My fervent wish is that we could get rid of the Pre-9/11 and Post-9/11 caregiver classification system. I am not sure where it started. For those of us who are caregivers of Vietnam Veterans or other forgotten wars – I feel your rage – your anger – and especially the nagging question: Why isn’t my veteran’s service good enough? This is not going to be a political post. I can only share my experience as an Elizabeth Dole Foundation Caregiver Fellow.
When I first heard about the Foundation’s Dole Caregiver Fellowship Program, my first thought was: Am I eligible because I am pre-9/11 military caregiver? I was delighted to discover that Foundation advocates for military and veteran caregivers of all military eras including peacetime.
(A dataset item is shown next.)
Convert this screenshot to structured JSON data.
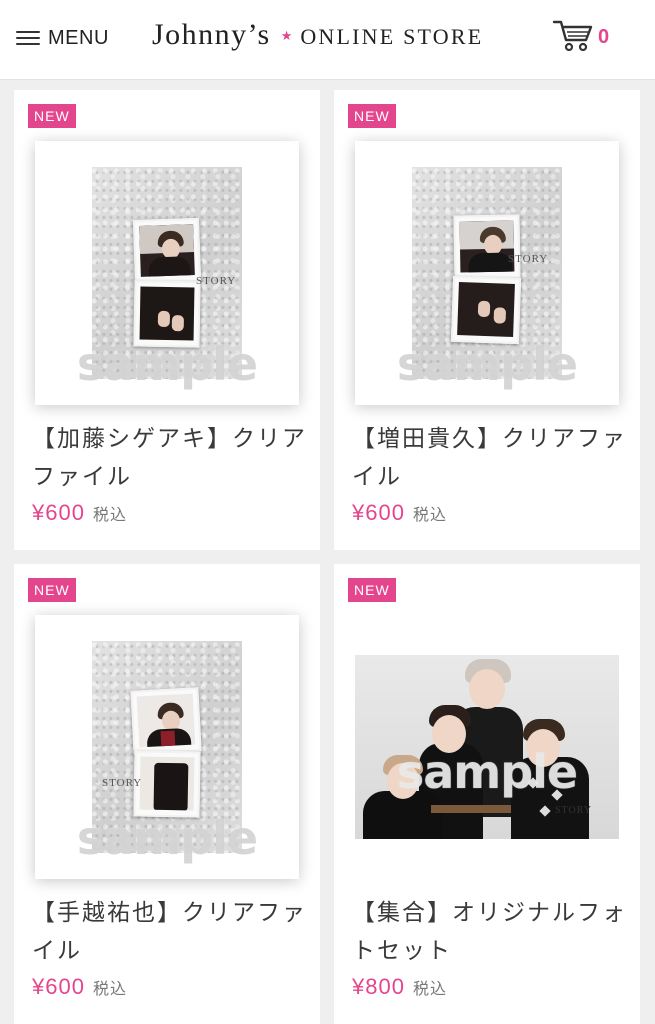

My next concern was how post-9/11 veteran caregivers would view a pre-9/11 veteran caregiver. I was surprised to discover that the vast majority of post-9/11 were against the classification and they accepted me as just another military caregiver. My goal as a Dole Caregiver Fellow is to raise awareness of services that are available for caregivers of veterans of all eras with a special focus on educating Pre-9/11 caregivers. I want to tear down the great divide.
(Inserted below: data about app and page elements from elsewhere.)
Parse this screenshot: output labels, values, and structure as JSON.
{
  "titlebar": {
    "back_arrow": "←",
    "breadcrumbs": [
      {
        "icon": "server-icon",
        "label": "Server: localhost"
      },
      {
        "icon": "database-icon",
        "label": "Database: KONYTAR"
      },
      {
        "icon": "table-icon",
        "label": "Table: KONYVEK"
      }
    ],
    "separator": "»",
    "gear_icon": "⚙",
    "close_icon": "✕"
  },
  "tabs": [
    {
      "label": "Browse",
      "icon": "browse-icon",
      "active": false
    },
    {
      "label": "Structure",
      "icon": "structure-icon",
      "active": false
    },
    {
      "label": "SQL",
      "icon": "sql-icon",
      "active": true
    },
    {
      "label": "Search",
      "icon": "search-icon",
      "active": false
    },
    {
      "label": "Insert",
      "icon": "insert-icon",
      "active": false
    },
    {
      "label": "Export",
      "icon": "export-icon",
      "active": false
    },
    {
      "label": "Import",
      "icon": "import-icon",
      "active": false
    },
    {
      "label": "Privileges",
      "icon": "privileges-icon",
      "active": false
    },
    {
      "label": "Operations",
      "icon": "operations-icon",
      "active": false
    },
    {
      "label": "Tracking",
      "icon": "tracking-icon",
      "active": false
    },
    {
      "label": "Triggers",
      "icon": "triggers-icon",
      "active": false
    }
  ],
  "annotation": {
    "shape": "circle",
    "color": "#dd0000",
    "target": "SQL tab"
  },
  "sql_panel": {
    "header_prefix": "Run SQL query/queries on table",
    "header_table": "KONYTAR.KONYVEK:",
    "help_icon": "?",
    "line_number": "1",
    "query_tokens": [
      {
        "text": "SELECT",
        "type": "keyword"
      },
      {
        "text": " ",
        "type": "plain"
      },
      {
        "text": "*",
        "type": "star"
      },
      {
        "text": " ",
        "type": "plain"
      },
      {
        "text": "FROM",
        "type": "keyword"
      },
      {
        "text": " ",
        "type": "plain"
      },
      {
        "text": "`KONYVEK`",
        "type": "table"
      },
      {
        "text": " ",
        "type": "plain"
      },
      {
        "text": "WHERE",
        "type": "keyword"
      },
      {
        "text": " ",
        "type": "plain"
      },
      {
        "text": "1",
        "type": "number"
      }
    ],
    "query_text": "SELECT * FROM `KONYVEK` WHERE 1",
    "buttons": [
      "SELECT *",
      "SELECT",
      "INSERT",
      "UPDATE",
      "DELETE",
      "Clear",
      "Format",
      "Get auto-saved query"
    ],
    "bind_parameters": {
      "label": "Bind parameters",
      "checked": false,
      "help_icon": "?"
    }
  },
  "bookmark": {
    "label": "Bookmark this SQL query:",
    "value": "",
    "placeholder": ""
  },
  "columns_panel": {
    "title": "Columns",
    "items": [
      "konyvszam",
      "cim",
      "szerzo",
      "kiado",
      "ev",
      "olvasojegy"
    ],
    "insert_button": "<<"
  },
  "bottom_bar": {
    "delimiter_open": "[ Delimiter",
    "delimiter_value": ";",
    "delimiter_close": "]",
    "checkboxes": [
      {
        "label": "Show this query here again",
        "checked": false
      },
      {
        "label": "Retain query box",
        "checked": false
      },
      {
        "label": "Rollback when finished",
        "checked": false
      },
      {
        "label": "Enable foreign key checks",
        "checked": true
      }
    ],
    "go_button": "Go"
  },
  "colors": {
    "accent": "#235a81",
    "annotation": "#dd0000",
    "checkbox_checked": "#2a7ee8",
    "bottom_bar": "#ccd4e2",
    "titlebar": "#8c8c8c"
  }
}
This September, I was able to attend the Hidden Heroes Campaign launch. As part of the week, Dole Caregiver Fellows from around the country stormed the Hill and spoke with our Congressmen/Congresswomen and Senators. One of the bills we advocated for was HR 1969, the Military and Veteran Caregiver Services Improvement Act, which opens the VA Caregiver Program to all eras (and is a top Foundation priority). I explained to my representatives that this pending legislation, while tearing down the classification of caregivers by era, still continues to omit caregivers of veterans who suffer from presumptive illnesses. It was a privilege to speak for so many caregivers who deal with the aftermath of war decades later. But I am only one voice.
I would like to encourage pre-9/11 caregivers to participate on the HiddenHeros.org website and to apply for an Elizabeth Dole Foundation Fellowship. There are a number of misconceptions out there that need to be cleared up. There is work to do. If you are a spouse, child, or friend who provides or coordinates care for a WWII, Korea, Vietnam, Gulf War veteran or a veteran who served during peacetime – GET INVOLVED. There are benefits and help available for all caregivers through a variety of sources including the Veterans’ Administration. No one should have to go it alone in the lonely business of caregiving.